YOUR GOAL: Retype each of the records below exactly, leaving the pictures out.

GIVEN ENTRIES:
· · · · ·
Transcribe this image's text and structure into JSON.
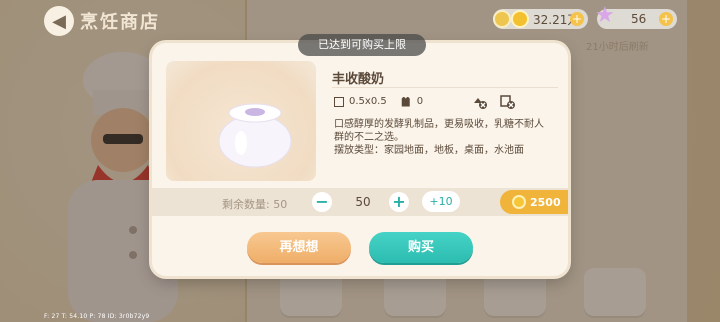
{
  "header": {
    "title": "烹饪商店",
    "back_icon": "back-arrow-icon"
  },
  "currency": {
    "coins": "32.21万",
    "stars": "56"
  },
  "toast": "已达到可购买上限",
  "background": {
    "refresh_text": "21小时后刷新"
  },
  "modal": {
    "item_name": "丰收酸奶",
    "size_value": "0.5x0.5",
    "count_value": "0",
    "description_lines": [
      "口感醇厚的发酵乳制品，更易吸收，乳糖不耐人",
      "群的不二之选。",
      "摆放类型：家园地面，地板，桌面，水池面"
    ],
    "quantity_label": "剩余数量: 50",
    "quantity_value": "50",
    "plus10_label": "+10",
    "price": "2500",
    "cancel_label": "再想想",
    "buy_label": "购买"
  },
  "debug": "F: 27   T: 54.10   P: 78   ID: 3r0b72y9",
  "colors": {
    "accent_teal": "#2cbcb0",
    "accent_orange": "#efae68",
    "gold": "#f0b43a"
  }
}
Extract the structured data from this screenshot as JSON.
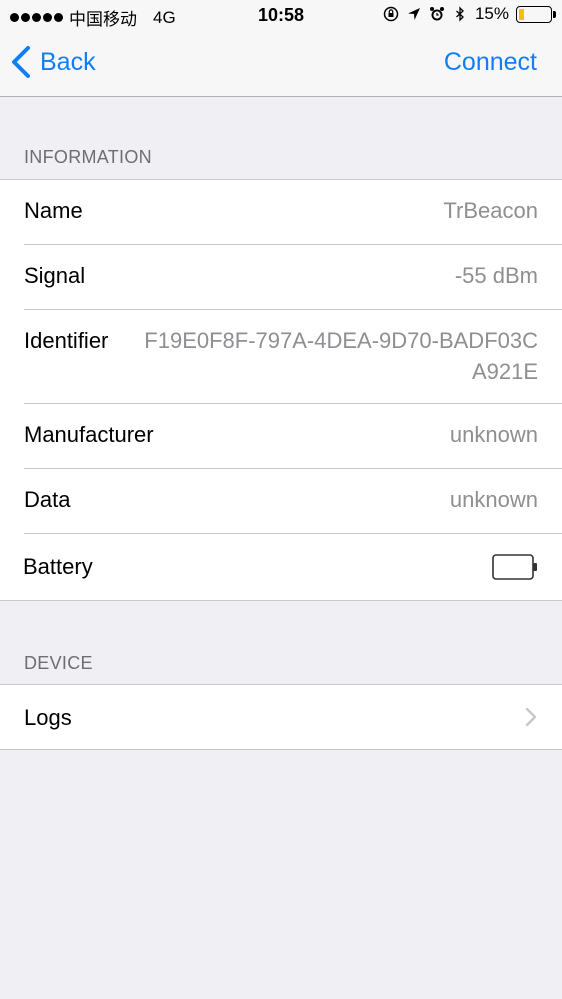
{
  "status_bar": {
    "carrier": "中国移动",
    "network": "4G",
    "time": "10:58",
    "battery_percent": "15%",
    "battery_level": 0.15,
    "battery_color": "#f2c200"
  },
  "nav": {
    "back_label": "Back",
    "action_label": "Connect",
    "accent_color": "#127ef6"
  },
  "sections": {
    "information": {
      "header": "INFORMATION",
      "rows": [
        {
          "label": "Name",
          "value": "TrBeacon"
        },
        {
          "label": "Signal",
          "value": "-55 dBm"
        },
        {
          "label": "Identifier",
          "value": "F19E0F8F-797A-4DEA-9D70-BADF03CA921E"
        },
        {
          "label": "Manufacturer",
          "value": "unknown"
        },
        {
          "label": "Data",
          "value": "unknown"
        },
        {
          "label": "Battery",
          "value_icon": "battery-empty-icon"
        }
      ]
    },
    "device": {
      "header": "DEVICE",
      "rows": [
        {
          "label": "Logs",
          "accessory": "chevron-right-icon"
        }
      ]
    }
  }
}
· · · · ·
EXERCISE OUTPUT:
Transcribe this image's text and structure into JSON.
{
  "header": {
    "title": "烹饪商店",
    "back_icon": "back-arrow-icon"
  },
  "currency": {
    "coins": "32.21万",
    "stars": "56"
  },
  "toast": "已达到可购买上限",
  "background": {
    "refresh_text": "21小时后刷新"
  },
  "modal": {
    "item_name": "丰收酸奶",
    "size_value": "0.5x0.5",
    "count_value": "0",
    "description_lines": [
      "口感醇厚的发酵乳制品，更易吸收，乳糖不耐人",
      "群的不二之选。",
      "摆放类型：家园地面，地板，桌面，水池面"
    ],
    "quantity_label": "剩余数量: 50",
    "quantity_value": "50",
    "plus10_label": "+10",
    "price": "2500",
    "cancel_label": "再想想",
    "buy_label": "购买"
  },
  "debug": "F: 27   T: 54.10   P: 78   ID: 3r0b72y9",
  "colors": {
    "accent_teal": "#2cbcb0",
    "accent_orange": "#efae68",
    "gold": "#f0b43a"
  }
}
Extract the structured data from this screenshot as JSON.
{
  "status_bar": {
    "carrier": "中国移动",
    "network": "4G",
    "time": "10:58",
    "battery_percent": "15%",
    "battery_level": 0.15,
    "battery_color": "#f2c200"
  },
  "nav": {
    "back_label": "Back",
    "action_label": "Connect",
    "accent_color": "#127ef6"
  },
  "sections": {
    "information": {
      "header": "INFORMATION",
      "rows": [
        {
          "label": "Name",
          "value": "TrBeacon"
        },
        {
          "label": "Signal",
          "value": "-55 dBm"
        },
        {
          "label": "Identifier",
          "value": "F19E0F8F-797A-4DEA-9D70-BADF03CA921E"
        },
        {
          "label": "Manufacturer",
          "value": "unknown"
        },
        {
          "label": "Data",
          "value": "unknown"
        },
        {
          "label": "Battery",
          "value_icon": "battery-empty-icon"
        }
      ]
    },
    "device": {
      "header": "DEVICE",
      "rows": [
        {
          "label": "Logs",
          "accessory": "chevron-right-icon"
        }
      ]
    }
  }
}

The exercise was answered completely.